• **SUPPLIED RECORDS**:
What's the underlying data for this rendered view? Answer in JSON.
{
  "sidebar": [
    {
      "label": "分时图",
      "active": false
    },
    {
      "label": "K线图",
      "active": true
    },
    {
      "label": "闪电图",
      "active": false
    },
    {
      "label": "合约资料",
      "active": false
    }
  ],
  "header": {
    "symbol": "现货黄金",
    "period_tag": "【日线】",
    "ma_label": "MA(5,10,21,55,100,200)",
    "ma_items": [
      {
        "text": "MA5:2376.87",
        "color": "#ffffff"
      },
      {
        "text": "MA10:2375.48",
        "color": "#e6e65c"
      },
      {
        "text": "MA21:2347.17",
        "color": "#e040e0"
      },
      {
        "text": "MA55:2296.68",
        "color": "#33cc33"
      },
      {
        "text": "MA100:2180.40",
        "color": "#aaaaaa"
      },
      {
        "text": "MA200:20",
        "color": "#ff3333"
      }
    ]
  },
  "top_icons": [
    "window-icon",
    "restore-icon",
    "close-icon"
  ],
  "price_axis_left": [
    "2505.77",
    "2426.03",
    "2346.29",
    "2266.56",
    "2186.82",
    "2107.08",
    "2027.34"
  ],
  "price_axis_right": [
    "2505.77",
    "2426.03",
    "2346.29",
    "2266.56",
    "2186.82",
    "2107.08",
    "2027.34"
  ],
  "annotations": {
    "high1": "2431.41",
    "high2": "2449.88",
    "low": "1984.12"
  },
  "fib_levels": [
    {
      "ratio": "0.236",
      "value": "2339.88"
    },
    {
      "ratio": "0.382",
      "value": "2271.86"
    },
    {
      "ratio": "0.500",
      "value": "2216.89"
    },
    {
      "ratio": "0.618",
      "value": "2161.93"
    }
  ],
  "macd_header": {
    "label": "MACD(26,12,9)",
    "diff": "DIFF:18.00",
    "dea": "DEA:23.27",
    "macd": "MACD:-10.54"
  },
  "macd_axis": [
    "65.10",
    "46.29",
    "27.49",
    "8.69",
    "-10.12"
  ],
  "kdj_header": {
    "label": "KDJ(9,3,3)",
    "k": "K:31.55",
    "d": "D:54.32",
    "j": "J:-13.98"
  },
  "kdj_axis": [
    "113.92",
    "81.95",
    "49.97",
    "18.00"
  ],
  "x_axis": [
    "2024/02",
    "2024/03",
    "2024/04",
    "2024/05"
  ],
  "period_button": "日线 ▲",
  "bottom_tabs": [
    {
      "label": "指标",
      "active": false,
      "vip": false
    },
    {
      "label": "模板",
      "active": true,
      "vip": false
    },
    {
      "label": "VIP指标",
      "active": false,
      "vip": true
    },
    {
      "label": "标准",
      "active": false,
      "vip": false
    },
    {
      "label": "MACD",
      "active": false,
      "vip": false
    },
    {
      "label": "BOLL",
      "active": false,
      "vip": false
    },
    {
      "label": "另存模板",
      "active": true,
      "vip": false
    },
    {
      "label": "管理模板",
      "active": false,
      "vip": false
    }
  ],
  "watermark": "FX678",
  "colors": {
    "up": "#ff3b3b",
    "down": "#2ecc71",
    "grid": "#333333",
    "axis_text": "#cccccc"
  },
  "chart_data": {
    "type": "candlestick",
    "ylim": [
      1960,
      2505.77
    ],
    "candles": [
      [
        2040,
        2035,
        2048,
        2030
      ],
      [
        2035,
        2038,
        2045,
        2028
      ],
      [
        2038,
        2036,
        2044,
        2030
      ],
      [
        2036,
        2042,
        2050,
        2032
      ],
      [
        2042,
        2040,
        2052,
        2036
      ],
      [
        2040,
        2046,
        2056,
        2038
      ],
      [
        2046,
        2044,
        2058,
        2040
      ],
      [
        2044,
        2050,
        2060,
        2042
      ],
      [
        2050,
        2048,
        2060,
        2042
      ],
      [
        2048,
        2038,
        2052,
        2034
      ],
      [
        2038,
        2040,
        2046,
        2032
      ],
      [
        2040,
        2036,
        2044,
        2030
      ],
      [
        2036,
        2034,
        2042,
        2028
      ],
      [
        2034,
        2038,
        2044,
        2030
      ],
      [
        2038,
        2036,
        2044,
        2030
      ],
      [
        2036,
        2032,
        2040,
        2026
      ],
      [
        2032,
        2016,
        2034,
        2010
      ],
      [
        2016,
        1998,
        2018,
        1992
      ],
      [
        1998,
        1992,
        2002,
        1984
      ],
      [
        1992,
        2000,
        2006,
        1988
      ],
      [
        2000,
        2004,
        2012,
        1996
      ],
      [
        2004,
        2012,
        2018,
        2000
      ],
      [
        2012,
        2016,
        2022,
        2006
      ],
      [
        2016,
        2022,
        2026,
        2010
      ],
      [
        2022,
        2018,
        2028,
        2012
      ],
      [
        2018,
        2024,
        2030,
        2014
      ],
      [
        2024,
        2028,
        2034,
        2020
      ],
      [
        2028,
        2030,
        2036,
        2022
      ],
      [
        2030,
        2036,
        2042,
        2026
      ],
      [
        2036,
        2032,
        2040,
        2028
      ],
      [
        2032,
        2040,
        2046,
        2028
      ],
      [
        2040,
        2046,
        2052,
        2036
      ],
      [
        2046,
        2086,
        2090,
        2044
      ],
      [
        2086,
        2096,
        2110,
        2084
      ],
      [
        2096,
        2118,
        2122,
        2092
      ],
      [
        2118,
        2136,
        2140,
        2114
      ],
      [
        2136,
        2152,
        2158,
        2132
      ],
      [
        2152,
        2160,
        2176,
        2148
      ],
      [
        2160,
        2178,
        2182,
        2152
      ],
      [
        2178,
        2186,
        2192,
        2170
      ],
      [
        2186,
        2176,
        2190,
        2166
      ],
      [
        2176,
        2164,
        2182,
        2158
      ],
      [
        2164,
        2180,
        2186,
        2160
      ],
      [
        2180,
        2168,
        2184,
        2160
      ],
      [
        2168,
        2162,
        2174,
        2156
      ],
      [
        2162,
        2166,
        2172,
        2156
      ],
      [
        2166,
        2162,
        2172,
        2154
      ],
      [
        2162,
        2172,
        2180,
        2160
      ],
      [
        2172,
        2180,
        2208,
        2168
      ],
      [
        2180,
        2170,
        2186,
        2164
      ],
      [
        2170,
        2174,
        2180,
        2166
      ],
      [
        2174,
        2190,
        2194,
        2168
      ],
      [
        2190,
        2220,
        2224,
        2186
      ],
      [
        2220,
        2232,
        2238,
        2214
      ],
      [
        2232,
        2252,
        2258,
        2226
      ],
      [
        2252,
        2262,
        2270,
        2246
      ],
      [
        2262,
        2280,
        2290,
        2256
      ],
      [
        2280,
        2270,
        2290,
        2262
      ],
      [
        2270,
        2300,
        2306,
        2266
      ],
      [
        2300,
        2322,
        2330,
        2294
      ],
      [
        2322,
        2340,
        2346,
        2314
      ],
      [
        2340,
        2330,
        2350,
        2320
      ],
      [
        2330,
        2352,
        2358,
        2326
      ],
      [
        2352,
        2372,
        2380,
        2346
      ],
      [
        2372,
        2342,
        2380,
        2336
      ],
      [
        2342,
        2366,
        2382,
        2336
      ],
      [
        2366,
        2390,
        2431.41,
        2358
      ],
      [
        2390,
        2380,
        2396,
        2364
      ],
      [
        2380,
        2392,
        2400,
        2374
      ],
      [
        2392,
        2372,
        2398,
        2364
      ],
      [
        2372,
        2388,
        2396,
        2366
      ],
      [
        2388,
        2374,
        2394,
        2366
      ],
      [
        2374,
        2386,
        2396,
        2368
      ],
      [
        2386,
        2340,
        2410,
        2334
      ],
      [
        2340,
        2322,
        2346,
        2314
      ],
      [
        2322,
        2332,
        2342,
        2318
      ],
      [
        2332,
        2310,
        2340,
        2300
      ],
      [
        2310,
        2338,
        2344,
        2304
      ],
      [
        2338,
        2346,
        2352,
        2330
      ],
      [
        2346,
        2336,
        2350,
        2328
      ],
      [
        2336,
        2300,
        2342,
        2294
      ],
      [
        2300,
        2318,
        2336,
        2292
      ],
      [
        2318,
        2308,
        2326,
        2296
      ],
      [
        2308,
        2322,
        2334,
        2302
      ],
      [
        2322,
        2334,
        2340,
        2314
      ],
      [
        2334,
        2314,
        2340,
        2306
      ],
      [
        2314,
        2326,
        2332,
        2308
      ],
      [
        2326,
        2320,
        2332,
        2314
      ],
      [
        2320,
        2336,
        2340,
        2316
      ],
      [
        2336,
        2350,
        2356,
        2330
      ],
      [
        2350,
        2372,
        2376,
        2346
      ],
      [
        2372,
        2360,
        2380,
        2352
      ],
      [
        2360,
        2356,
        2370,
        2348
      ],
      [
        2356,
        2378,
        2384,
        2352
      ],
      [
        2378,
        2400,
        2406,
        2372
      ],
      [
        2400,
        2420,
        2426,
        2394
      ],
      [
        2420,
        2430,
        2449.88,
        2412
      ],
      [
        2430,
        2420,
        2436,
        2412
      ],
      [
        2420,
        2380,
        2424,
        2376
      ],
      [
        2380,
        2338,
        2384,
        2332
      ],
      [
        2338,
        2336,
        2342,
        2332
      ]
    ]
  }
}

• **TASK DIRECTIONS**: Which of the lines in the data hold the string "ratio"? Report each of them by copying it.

• **FINISHED TASK**:
      "ratio": "0.236",
      "ratio": "0.382",
      "ratio": "0.500",
      "ratio": "0.618",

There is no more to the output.